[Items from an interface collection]
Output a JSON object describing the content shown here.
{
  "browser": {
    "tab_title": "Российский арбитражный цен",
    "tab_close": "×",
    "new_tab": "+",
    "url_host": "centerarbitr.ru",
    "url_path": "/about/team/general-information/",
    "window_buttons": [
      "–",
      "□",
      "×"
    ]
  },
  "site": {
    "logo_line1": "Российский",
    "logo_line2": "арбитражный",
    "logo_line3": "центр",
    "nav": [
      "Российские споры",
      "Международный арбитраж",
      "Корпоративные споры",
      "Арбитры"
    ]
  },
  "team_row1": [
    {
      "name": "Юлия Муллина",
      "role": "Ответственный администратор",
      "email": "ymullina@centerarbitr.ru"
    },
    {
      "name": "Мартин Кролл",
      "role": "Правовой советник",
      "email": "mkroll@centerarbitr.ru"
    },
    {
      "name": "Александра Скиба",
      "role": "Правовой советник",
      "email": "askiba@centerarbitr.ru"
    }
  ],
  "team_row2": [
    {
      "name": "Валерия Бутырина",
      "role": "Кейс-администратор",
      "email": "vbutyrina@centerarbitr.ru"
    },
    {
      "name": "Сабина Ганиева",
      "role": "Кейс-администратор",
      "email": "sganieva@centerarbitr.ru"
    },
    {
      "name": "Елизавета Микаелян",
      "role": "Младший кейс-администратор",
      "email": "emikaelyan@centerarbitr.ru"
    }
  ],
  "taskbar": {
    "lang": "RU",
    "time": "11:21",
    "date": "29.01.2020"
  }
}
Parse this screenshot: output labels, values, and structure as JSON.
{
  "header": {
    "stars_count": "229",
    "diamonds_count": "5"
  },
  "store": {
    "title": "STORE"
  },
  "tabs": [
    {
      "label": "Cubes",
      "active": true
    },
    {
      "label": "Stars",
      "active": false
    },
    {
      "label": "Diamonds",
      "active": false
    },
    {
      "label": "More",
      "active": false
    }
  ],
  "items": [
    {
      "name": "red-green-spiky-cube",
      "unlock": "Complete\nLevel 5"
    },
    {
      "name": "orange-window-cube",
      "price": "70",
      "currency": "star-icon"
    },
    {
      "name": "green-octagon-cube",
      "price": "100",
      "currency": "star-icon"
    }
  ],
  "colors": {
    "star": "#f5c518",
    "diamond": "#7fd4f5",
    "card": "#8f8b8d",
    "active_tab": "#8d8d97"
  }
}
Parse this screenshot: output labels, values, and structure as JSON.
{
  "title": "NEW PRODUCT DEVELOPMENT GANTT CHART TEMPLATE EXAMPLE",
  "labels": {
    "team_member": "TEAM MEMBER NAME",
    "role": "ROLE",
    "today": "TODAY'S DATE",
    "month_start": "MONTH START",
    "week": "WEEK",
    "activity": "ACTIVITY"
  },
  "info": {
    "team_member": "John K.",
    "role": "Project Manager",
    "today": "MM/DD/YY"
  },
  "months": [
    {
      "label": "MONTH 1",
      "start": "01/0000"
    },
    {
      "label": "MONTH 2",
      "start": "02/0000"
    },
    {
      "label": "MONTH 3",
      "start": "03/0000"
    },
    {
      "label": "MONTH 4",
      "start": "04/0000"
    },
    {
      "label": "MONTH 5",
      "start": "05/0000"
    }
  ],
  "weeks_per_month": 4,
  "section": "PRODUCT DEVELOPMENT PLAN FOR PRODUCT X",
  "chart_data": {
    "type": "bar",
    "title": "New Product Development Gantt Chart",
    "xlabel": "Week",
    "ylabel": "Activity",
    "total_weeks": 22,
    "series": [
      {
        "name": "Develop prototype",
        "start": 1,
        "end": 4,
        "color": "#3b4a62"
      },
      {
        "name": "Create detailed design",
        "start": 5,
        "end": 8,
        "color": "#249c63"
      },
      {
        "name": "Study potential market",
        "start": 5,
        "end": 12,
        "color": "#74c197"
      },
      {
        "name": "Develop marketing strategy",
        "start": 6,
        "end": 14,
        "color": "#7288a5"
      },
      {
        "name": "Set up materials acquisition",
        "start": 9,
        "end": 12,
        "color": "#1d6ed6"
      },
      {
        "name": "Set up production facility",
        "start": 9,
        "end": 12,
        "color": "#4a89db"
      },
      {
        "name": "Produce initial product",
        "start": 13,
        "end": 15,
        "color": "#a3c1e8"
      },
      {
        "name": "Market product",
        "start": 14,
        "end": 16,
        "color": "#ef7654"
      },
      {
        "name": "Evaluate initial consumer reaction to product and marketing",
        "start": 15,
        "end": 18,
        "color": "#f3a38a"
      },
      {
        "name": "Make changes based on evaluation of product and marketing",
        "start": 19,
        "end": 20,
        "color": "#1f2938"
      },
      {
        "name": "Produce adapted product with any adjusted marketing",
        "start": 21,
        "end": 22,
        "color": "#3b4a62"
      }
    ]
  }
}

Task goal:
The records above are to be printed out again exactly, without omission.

Answer area:
Output a JSON object describing the content shown here.
{
  "browser": {
    "tab_title": "Российский арбитражный цен",
    "tab_close": "×",
    "new_tab": "+",
    "url_host": "centerarbitr.ru",
    "url_path": "/about/team/general-information/",
    "window_buttons": [
      "–",
      "□",
      "×"
    ]
  },
  "site": {
    "logo_line1": "Российский",
    "logo_line2": "арбитражный",
    "logo_line3": "центр",
    "nav": [
      "Российские споры",
      "Международный арбитраж",
      "Корпоративные споры",
      "Арбитры"
    ]
  },
  "team_row1": [
    {
      "name": "Юлия Муллина",
      "role": "Ответственный администратор",
      "email": "ymullina@centerarbitr.ru"
    },
    {
      "name": "Мартин Кролл",
      "role": "Правовой советник",
      "email": "mkroll@centerarbitr.ru"
    },
    {
      "name": "Александра Скиба",
      "role": "Правовой советник",
      "email": "askiba@centerarbitr.ru"
    }
  ],
  "team_row2": [
    {
      "name": "Валерия Бутырина",
      "role": "Кейс-администратор",
      "email": "vbutyrina@centerarbitr.ru"
    },
    {
      "name": "Сабина Ганиева",
      "role": "Кейс-администратор",
      "email": "sganieva@centerarbitr.ru"
    },
    {
      "name": "Елизавета Микаелян",
      "role": "Младший кейс-администратор",
      "email": "emikaelyan@centerarbitr.ru"
    }
  ],
  "taskbar": {
    "lang": "RU",
    "time": "11:21",
    "date": "29.01.2020"
  }
}
Parse this screenshot: output labels, values, and structure as JSON.
{
  "header": {
    "stars_count": "229",
    "diamonds_count": "5"
  },
  "store": {
    "title": "STORE"
  },
  "tabs": [
    {
      "label": "Cubes",
      "active": true
    },
    {
      "label": "Stars",
      "active": false
    },
    {
      "label": "Diamonds",
      "active": false
    },
    {
      "label": "More",
      "active": false
    }
  ],
  "items": [
    {
      "name": "red-green-spiky-cube",
      "unlock": "Complete\nLevel 5"
    },
    {
      "name": "orange-window-cube",
      "price": "70",
      "currency": "star-icon"
    },
    {
      "name": "green-octagon-cube",
      "price": "100",
      "currency": "star-icon"
    }
  ],
  "colors": {
    "star": "#f5c518",
    "diamond": "#7fd4f5",
    "card": "#8f8b8d",
    "active_tab": "#8d8d97"
  }
}
Parse this screenshot: output labels, values, and structure as JSON.
{
  "title": "NEW PRODUCT DEVELOPMENT GANTT CHART TEMPLATE EXAMPLE",
  "labels": {
    "team_member": "TEAM MEMBER NAME",
    "role": "ROLE",
    "today": "TODAY'S DATE",
    "month_start": "MONTH START",
    "week": "WEEK",
    "activity": "ACTIVITY"
  },
  "info": {
    "team_member": "John K.",
    "role": "Project Manager",
    "today": "MM/DD/YY"
  },
  "months": [
    {
      "label": "MONTH 1",
      "start": "01/0000"
    },
    {
      "label": "MONTH 2",
      "start": "02/0000"
    },
    {
      "label": "MONTH 3",
      "start": "03/0000"
    },
    {
      "label": "MONTH 4",
      "start": "04/0000"
    },
    {
      "label": "MONTH 5",
      "start": "05/0000"
    }
  ],
  "weeks_per_month": 4,
  "section": "PRODUCT DEVELOPMENT PLAN FOR PRODUCT X",
  "chart_data": {
    "type": "bar",
    "title": "New Product Development Gantt Chart",
    "xlabel": "Week",
    "ylabel": "Activity",
    "total_weeks": 22,
    "series": [
      {
        "name": "Develop prototype",
        "start": 1,
        "end": 4,
        "color": "#3b4a62"
      },
      {
        "name": "Create detailed design",
        "start": 5,
        "end": 8,
        "color": "#249c63"
      },
      {
        "name": "Study potential market",
        "start": 5,
        "end": 12,
        "color": "#74c197"
      },
      {
        "name": "Develop marketing strategy",
        "start": 6,
        "end": 14,
        "color": "#7288a5"
      },
      {
        "name": "Set up materials acquisition",
        "start": 9,
        "end": 12,
        "color": "#1d6ed6"
      },
      {
        "name": "Set up production facility",
        "start": 9,
        "end": 12,
        "color": "#4a89db"
      },
      {
        "name": "Produce initial product",
        "start": 13,
        "end": 15,
        "color": "#a3c1e8"
      },
      {
        "name": "Market product",
        "start": 14,
        "end": 16,
        "color": "#ef7654"
      },
      {
        "name": "Evaluate initial consumer reaction to product and marketing",
        "start": 15,
        "end": 18,
        "color": "#f3a38a"
      },
      {
        "name": "Make changes based on evaluation of product and marketing",
        "start": 19,
        "end": 20,
        "color": "#1f2938"
      },
      {
        "name": "Produce adapted product with any adjusted marketing",
        "start": 21,
        "end": 22,
        "color": "#3b4a62"
      }
    ]
  }
}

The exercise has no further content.